**Exercise:** Each record should be returned exactly as it is written.

◆ ◆ ◆

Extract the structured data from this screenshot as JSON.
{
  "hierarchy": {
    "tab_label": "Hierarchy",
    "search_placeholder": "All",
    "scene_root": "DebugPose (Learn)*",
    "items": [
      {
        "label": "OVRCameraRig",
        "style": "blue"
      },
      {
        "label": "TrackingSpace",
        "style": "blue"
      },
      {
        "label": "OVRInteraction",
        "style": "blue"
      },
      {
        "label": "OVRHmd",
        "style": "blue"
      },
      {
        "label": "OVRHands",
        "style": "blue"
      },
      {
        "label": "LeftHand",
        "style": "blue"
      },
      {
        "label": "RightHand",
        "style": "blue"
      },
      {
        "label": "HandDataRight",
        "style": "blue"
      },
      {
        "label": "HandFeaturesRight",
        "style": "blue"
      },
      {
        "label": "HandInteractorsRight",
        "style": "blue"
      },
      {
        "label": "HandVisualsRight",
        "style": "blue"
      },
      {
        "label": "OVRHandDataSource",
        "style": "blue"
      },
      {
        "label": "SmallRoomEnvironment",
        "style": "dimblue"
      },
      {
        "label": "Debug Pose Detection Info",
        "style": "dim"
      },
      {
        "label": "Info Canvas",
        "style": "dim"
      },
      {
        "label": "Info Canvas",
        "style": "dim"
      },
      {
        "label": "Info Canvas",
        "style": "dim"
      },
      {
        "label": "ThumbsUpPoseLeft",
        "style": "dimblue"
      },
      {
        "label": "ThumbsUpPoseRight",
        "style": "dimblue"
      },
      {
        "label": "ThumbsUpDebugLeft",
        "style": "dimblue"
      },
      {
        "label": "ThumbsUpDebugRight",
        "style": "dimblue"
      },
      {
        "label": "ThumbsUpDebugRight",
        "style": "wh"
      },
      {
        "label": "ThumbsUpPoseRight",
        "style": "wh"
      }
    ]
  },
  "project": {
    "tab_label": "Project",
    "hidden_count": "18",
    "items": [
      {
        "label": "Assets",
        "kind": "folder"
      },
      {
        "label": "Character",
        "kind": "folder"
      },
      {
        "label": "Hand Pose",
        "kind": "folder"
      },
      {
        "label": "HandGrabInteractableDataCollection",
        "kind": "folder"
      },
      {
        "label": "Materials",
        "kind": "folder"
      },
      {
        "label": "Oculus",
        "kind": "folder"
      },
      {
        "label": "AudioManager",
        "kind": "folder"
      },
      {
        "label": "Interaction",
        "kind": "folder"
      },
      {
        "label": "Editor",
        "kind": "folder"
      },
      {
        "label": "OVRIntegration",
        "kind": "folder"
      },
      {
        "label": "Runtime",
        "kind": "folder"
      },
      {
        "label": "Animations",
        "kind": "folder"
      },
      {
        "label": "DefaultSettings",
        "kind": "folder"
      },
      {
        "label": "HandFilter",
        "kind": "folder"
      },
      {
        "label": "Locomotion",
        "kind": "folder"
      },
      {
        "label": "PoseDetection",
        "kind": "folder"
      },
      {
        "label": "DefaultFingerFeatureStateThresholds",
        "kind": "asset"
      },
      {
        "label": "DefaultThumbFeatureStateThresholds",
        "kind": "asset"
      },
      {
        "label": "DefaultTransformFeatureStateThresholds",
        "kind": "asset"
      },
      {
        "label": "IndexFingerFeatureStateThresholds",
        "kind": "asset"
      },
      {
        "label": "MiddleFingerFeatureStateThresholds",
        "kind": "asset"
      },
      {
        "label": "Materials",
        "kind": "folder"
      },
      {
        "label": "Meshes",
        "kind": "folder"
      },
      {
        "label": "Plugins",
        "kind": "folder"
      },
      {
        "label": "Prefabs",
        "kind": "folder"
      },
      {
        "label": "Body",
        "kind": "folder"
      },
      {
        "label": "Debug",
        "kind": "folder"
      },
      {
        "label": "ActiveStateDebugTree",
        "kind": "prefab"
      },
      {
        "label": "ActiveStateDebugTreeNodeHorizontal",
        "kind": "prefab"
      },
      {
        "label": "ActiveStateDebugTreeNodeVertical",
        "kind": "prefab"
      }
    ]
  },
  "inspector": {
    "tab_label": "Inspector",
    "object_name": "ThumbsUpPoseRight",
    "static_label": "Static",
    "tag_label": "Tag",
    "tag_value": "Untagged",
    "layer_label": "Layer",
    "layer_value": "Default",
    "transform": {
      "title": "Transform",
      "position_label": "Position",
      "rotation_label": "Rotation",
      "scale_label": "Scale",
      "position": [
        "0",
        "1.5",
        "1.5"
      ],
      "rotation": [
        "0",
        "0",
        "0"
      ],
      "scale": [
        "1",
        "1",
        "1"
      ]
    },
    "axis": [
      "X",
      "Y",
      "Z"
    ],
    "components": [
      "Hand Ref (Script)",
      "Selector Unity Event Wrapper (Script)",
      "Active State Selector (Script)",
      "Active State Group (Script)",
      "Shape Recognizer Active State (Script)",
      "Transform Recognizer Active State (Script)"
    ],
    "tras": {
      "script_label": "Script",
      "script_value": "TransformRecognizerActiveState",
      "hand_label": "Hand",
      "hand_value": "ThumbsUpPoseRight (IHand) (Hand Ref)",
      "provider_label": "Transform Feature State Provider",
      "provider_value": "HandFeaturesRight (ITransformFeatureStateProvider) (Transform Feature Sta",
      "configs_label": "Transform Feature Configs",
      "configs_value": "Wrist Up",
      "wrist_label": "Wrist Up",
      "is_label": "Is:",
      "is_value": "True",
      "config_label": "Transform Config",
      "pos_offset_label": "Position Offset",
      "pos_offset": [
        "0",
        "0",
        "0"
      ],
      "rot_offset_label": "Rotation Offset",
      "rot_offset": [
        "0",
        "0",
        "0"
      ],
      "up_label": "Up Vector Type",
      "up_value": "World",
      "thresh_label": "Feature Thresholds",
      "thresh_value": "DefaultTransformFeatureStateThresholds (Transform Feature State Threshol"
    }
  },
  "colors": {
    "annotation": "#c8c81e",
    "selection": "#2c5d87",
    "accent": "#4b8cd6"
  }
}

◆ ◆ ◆

**Response below:**
Extract the structured data from this screenshot as JSON.
{
  "hierarchy": {
    "tab_label": "Hierarchy",
    "search_placeholder": "All",
    "scene_root": "DebugPose (Learn)*",
    "items": [
      {
        "label": "OVRCameraRig",
        "style": "blue"
      },
      {
        "label": "TrackingSpace",
        "style": "blue"
      },
      {
        "label": "OVRInteraction",
        "style": "blue"
      },
      {
        "label": "OVRHmd",
        "style": "blue"
      },
      {
        "label": "OVRHands",
        "style": "blue"
      },
      {
        "label": "LeftHand",
        "style": "blue"
      },
      {
        "label": "RightHand",
        "style": "blue"
      },
      {
        "label": "HandDataRight",
        "style": "blue"
      },
      {
        "label": "HandFeaturesRight",
        "style": "blue"
      },
      {
        "label": "HandInteractorsRight",
        "style": "blue"
      },
      {
        "label": "HandVisualsRight",
        "style": "blue"
      },
      {
        "label": "OVRHandDataSource",
        "style": "blue"
      },
      {
        "label": "SmallRoomEnvironment",
        "style": "dimblue"
      },
      {
        "label": "Debug Pose Detection Info",
        "style": "dim"
      },
      {
        "label": "Info Canvas",
        "style": "dim"
      },
      {
        "label": "Info Canvas",
        "style": "dim"
      },
      {
        "label": "Info Canvas",
        "style": "dim"
      },
      {
        "label": "ThumbsUpPoseLeft",
        "style": "dimblue"
      },
      {
        "label": "ThumbsUpPoseRight",
        "style": "dimblue"
      },
      {
        "label": "ThumbsUpDebugLeft",
        "style": "dimblue"
      },
      {
        "label": "ThumbsUpDebugRight",
        "style": "dimblue"
      },
      {
        "label": "ThumbsUpDebugRight",
        "style": "wh"
      },
      {
        "label": "ThumbsUpPoseRight",
        "style": "wh"
      }
    ]
  },
  "project": {
    "tab_label": "Project",
    "hidden_count": "18",
    "items": [
      {
        "label": "Assets",
        "kind": "folder"
      },
      {
        "label": "Character",
        "kind": "folder"
      },
      {
        "label": "Hand Pose",
        "kind": "folder"
      },
      {
        "label": "HandGrabInteractableDataCollection",
        "kind": "folder"
      },
      {
        "label": "Materials",
        "kind": "folder"
      },
      {
        "label": "Oculus",
        "kind": "folder"
      },
      {
        "label": "AudioManager",
        "kind": "folder"
      },
      {
        "label": "Interaction",
        "kind": "folder"
      },
      {
        "label": "Editor",
        "kind": "folder"
      },
      {
        "label": "OVRIntegration",
        "kind": "folder"
      },
      {
        "label": "Runtime",
        "kind": "folder"
      },
      {
        "label": "Animations",
        "kind": "folder"
      },
      {
        "label": "DefaultSettings",
        "kind": "folder"
      },
      {
        "label": "HandFilter",
        "kind": "folder"
      },
      {
        "label": "Locomotion",
        "kind": "folder"
      },
      {
        "label": "PoseDetection",
        "kind": "folder"
      },
      {
        "label": "DefaultFingerFeatureStateThresholds",
        "kind": "asset"
      },
      {
        "label": "DefaultThumbFeatureStateThresholds",
        "kind": "asset"
      },
      {
        "label": "DefaultTransformFeatureStateThresholds",
        "kind": "asset"
      },
      {
        "label": "IndexFingerFeatureStateThresholds",
        "kind": "asset"
      },
      {
        "label": "MiddleFingerFeatureStateThresholds",
        "kind": "asset"
      },
      {
        "label": "Materials",
        "kind": "folder"
      },
      {
        "label": "Meshes",
        "kind": "folder"
      },
      {
        "label": "Plugins",
        "kind": "folder"
      },
      {
        "label": "Prefabs",
        "kind": "folder"
      },
      {
        "label": "Body",
        "kind": "folder"
      },
      {
        "label": "Debug",
        "kind": "folder"
      },
      {
        "label": "ActiveStateDebugTree",
        "kind": "prefab"
      },
      {
        "label": "ActiveStateDebugTreeNodeHorizontal",
        "kind": "prefab"
      },
      {
        "label": "ActiveStateDebugTreeNodeVertical",
        "kind": "prefab"
      }
    ]
  },
  "inspector": {
    "tab_label": "Inspector",
    "object_name": "ThumbsUpPoseRight",
    "static_label": "Static",
    "tag_label": "Tag",
    "tag_value": "Untagged",
    "layer_label": "Layer",
    "layer_value": "Default",
    "transform": {
      "title": "Transform",
      "position_label": "Position",
      "rotation_label": "Rotation",
      "scale_label": "Scale",
      "position": [
        "0",
        "1.5",
        "1.5"
      ],
      "rotation": [
        "0",
        "0",
        "0"
      ],
      "scale": [
        "1",
        "1",
        "1"
      ]
    },
    "axis": [
      "X",
      "Y",
      "Z"
    ],
    "components": [
      "Hand Ref (Script)",
      "Selector Unity Event Wrapper (Script)",
      "Active State Selector (Script)",
      "Active State Group (Script)",
      "Shape Recognizer Active State (Script)",
      "Transform Recognizer Active State (Script)"
    ],
    "tras": {
      "script_label": "Script",
      "script_value": "TransformRecognizerActiveState",
      "hand_label": "Hand",
      "hand_value": "ThumbsUpPoseRight (IHand) (Hand Ref)",
      "provider_label": "Transform Feature State Provider",
      "provider_value": "HandFeaturesRight (ITransformFeatureStateProvider) (Transform Feature Sta",
      "configs_label": "Transform Feature Configs",
      "configs_value": "Wrist Up",
      "wrist_label": "Wrist Up",
      "is_label": "Is:",
      "is_value": "True",
      "config_label": "Transform Config",
      "pos_offset_label": "Position Offset",
      "pos_offset": [
        "0",
        "0",
        "0"
      ],
      "rot_offset_label": "Rotation Offset",
      "rot_offset": [
        "0",
        "0",
        "0"
      ],
      "up_label": "Up Vector Type",
      "up_value": "World",
      "thresh_label": "Feature Thresholds",
      "thresh_value": "DefaultTransformFeatureStateThresholds (Transform Feature State Threshol"
    }
  },
  "colors": {
    "annotation": "#c8c81e",
    "selection": "#2c5d87",
    "accent": "#4b8cd6"
  }
}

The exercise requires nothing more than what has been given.